User experience is arguably the most important component of any software product. This statement can seem counterintuitive to software engineers. When we think of creating of software product we think about functionality, implementation, and optimization. It's easy to get lost in specs of a product, much of which is effectively meaningless to end users.
Moreover, technical superiority does not directly translate into more customers. You only have to look back so far to this posit being proven time and time again. Take Apple, for example. They dominated the MP3 player market with the iPod, despite its relatively unimpressive hardware. Apple did not go uncontested, either. Many competitors threw in their hat into the MP3 player space only to be completely wiped out of the market. Microsoft's' Zune fell flat upon release only to perish soon after despite its better hardware and feature-rich software. Why? Because ease-of-use, time and time again, proves to be more important than almost every facet of software design.
How do you create software that is easy to use? As anyone who's tried to build software will tell you, it's a deceptively hard thing to do. User interface is an important component, but it still doesn't fully encapsulate UX. Placing the buttons in the correct place, choosing the right color combinations, these choices comprise only a small fraction of UX design. Intuitive design relies on the right flow of events, translating abstract code and functionality into a physical, interactive thing. In other words, if UI design is creating the look, UX design is creating the feeling.
There are a lot of moving parts when creating UX. There is no hard and fast rules to adhere to. In fact, obeying a script will more than likely harm the user experience.

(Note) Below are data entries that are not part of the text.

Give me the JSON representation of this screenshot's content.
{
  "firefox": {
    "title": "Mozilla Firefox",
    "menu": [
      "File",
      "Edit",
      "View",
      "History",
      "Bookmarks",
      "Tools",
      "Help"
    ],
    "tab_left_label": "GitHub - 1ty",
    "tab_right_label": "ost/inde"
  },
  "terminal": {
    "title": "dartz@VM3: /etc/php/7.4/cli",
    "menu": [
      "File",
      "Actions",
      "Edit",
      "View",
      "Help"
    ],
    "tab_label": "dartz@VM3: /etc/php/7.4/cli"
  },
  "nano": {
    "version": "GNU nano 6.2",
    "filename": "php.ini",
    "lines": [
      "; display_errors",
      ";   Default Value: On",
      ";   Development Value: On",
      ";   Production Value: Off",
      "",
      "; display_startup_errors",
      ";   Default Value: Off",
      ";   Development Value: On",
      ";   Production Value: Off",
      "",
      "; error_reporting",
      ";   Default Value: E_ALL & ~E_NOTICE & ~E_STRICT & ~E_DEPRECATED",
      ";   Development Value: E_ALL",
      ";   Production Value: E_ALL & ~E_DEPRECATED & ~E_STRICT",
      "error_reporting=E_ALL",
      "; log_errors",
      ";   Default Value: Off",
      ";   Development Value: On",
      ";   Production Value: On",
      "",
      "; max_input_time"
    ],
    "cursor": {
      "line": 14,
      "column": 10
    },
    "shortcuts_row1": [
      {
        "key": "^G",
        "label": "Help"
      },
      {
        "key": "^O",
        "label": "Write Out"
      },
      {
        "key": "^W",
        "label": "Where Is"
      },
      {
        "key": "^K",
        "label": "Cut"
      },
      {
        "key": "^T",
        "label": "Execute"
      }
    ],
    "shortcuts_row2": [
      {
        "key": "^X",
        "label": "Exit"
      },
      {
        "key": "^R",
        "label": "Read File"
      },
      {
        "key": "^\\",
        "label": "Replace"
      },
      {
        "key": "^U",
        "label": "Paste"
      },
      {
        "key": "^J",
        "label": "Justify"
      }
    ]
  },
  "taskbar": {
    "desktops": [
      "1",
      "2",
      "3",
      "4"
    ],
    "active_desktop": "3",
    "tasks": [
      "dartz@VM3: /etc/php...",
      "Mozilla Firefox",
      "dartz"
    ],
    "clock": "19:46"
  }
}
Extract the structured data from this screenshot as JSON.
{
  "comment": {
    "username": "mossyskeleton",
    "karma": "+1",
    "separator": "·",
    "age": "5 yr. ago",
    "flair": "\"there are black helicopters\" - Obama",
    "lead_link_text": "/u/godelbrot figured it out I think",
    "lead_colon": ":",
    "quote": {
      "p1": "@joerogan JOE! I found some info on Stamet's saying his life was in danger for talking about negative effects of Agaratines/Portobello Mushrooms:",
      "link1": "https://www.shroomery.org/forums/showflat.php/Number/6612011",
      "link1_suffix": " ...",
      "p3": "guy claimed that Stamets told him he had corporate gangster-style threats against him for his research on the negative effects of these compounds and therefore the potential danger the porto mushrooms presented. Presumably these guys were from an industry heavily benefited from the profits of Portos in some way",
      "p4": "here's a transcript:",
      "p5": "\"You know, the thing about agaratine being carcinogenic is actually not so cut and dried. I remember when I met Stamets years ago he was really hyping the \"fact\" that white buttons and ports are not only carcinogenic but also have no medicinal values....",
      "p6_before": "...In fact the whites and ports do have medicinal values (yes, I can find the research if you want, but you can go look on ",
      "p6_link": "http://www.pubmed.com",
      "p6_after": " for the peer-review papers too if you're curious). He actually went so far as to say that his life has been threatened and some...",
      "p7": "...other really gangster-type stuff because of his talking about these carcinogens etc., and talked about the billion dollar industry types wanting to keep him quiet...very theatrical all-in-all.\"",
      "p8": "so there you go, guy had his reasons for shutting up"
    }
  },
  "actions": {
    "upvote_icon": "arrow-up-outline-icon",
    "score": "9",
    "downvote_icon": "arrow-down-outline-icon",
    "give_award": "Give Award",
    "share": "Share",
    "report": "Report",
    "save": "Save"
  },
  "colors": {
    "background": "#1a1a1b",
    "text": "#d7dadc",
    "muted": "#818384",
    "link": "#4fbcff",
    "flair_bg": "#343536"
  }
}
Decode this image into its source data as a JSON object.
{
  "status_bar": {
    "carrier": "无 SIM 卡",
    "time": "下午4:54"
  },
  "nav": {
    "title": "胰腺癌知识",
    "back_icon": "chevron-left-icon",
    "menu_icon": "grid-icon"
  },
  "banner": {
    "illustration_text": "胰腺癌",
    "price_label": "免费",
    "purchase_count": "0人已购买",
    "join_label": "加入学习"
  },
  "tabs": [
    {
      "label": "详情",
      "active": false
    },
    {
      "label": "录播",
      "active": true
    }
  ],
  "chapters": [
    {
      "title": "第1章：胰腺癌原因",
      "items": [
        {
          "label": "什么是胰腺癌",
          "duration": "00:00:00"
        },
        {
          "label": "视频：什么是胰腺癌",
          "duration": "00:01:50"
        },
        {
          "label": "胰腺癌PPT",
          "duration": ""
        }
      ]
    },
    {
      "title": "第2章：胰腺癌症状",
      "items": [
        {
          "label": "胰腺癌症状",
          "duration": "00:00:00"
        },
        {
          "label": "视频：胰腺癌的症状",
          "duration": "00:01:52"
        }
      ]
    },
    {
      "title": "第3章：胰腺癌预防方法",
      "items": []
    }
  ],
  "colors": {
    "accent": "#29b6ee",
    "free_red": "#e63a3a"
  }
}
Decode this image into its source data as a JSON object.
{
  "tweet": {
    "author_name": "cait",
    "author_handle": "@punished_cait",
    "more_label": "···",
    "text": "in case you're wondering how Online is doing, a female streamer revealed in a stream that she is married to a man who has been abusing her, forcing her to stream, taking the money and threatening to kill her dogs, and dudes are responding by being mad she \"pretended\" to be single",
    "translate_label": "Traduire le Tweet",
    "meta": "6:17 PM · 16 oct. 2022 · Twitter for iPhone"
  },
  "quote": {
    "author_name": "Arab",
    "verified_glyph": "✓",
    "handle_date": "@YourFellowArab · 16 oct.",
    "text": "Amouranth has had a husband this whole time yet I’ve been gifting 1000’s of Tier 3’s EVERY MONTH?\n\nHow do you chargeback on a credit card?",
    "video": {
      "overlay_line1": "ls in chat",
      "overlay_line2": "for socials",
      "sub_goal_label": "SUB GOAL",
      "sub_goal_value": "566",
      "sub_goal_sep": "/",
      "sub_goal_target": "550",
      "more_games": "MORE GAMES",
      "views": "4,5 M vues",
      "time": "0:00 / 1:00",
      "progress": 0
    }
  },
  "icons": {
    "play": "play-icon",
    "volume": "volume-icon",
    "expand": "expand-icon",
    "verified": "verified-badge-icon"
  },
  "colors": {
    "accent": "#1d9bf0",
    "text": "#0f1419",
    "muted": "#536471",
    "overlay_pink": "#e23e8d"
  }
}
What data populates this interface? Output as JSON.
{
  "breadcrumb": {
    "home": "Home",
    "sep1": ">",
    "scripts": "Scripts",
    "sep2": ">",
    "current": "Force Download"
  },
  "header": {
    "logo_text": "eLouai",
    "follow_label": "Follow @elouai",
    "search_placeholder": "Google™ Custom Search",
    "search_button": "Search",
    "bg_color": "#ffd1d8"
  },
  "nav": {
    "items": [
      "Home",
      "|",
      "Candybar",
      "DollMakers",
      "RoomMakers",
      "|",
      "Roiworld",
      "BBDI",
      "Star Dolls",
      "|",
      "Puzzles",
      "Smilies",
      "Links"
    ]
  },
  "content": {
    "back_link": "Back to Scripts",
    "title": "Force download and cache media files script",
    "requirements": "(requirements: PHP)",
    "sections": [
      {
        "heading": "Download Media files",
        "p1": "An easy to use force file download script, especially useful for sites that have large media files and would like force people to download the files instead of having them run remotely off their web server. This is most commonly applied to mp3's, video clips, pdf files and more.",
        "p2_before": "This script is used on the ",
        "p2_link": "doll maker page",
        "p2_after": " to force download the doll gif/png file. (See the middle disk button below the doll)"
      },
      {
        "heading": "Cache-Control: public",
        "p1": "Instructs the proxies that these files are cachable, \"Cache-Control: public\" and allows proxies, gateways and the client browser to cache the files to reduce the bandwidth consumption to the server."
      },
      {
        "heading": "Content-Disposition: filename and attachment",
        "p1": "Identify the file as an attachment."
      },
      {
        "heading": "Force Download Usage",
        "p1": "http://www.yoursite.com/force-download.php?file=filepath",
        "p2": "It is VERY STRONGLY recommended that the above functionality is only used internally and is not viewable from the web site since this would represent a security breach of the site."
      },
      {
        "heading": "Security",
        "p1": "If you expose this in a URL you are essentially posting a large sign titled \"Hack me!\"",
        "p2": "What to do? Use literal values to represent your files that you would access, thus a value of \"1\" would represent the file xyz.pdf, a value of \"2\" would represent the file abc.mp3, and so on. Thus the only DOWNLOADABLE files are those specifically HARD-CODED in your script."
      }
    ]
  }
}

This fact makes UX all the more difficult to pull of. Simply copying another's design often fails. Something is lost in translation. In the worst case, your product is just a lesser reproduction. Even in the best case scenario, your product is unoriginal, and this unoriginality may be unattractive to users.
Another misnomer is that good UX means expensive or flashy design. These strategies may work in some capacity, but this isn't what we're talking about when we talk about great design. Often, the most striking designs are ones with that par everything down to the bare essentials. Take film as a crude example of this. In good films, there is never a wasted frame, a needless scene, or unnecessary dialogue. A minute of screen time never goes to waste. Every single thing serves to move the story forward. The same is true for truly great software products. Every component keeps the story moving.
To that end, elaborate visual design and overly complex software design do not translate into usability. Every component of your software product should further its usability. Because, ultimately, this is the purpose of your product: to be used, over and over, in the same reliable way. To get to this, you'll need to ask yourself some questions during the design process.
What functions will my software product perform?
How can we best perform these functions?
What is getting in the way of the software's functionality?
How can I communicate what my product does?
How and where can I cut out technical language?
What is unnecessary in my product?
Does this make sense?
Focusing on usability forces software designers, UX designers, and UI designers to work collectively toward a single mission. This direction will help your team create a software product that has a unified theme, and that unified theme will meet the needs of your end user. Everything else should take a backseat. To bring in an example from earlier to drive home this point, think of Microsoft's strategy with the Zune. The MP3 player was loaded with features that the iPod would not adopt for some time. However, the user interface was clunky. The user had to do a great deal of work to find and utilize these features appropriately. Despite what many software engineers may believe, consumers, by and large, find no joy in uncovering hidden features. They simply want something that performs as advertised -- and the advertising better be very clear.
About the Author: Ellie Martin is co-founder of Startup Change group. Her works have been featured on Yahoo! , Wisebread, AOL, among others. She currently splits her time between her home office in New York and Israel. You may connect with her on Twitter.
Ellie Martin is a startup expert and founder of the Startup Change group. With a focus on innovation and entrepreneurship, her work has been featured in prominent business publications such as Business Insider, Entrepreneur, and The Next Web. As an author, content strategist, and writer, her works have been featured on Entrepreneur, Computer World, Business Insider, and other places.